Skip to main content

Full text of "Flora Indica Vol-I"

See other formats

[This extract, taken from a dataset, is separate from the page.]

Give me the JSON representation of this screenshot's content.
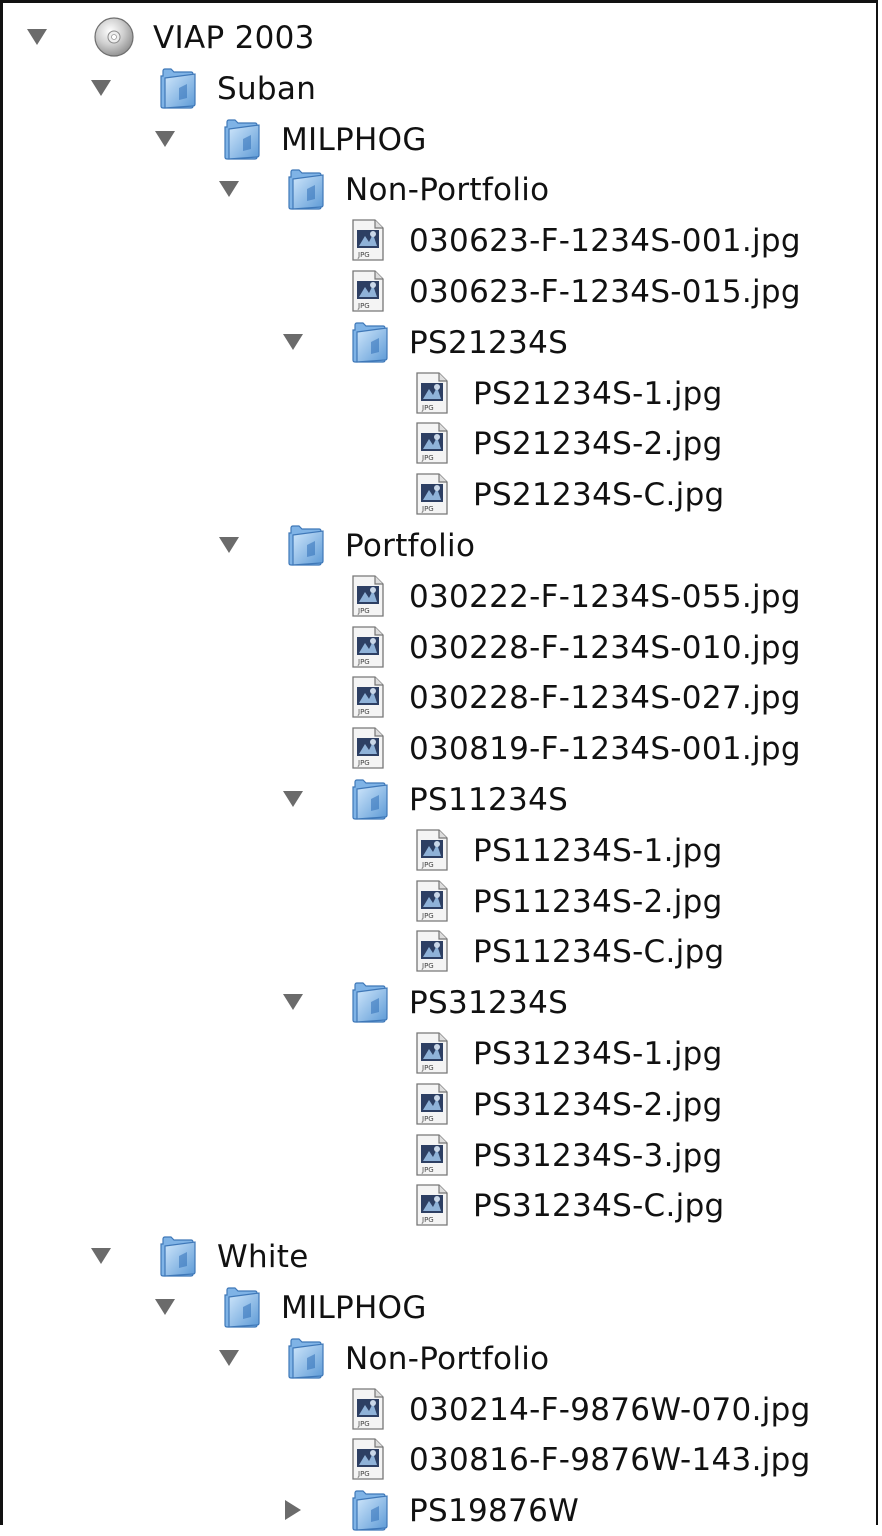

6                                              I'LORA   IND1CA.
however, the labour of a lifetime, and although we have un-
dertaken its commencement, we cannot hopexto bring it to a
conclusion; our progress in it must depend entirely upon cir-
cumstances at present beyond our control; but we have no
doubt that when we are compelled to abandon the undertak-
ing, the necessity for the completion of such a work will in-
duce some one to follow in our stens, and to lend a helping
hand to the compilation of a furtltf ' portion of so indispen-
sable an aid to botanical research.
We should however be wrong, were we to convey the im-
pression that this arduous undertaking has wholly originated
with ourselves: on the contrary, the conviction lias for Nome
years been general among botanists, that the collections accu-
mulated in this country were so ample, that the time had
fully come for the preparation and publication of a Flora 1 n-
dica; and when it was known that wo had returned from
India with large and important materials, we were invited
by all the most illustrious names in the science to combine a
revision of the labours of our predecessors with the publica-
tion of our own discoveries. Many of our friends considered
that for such an undertaking we possessed greater advantages
and facilities than had ever before been available to any bo-
tanist. Our collections were most e&tensrve, having been
formed over a very wide extent of country, witK a knowledge
of the great variability of species, of the chief forms of which
we were desirous of making our specimens illustrative; they
were moreover accompanied by an extensive scries of draw-
ings and dissections from the life, and by voluminous notes, in-
dicative of distribution, habit, structure, etc. It wa# known
that we intended to distribute our plants, which ought not to
be done without a careful examination, for the purpose of de-
termining their names. During this examination much of the
most laborious part of the preparation of a flora must neces-
sarily be imdergone; and we were urged to put our results
on record for the benefit of science. Nor must we omit, in
the enumeration of the advantages we enjoyed, a free acces*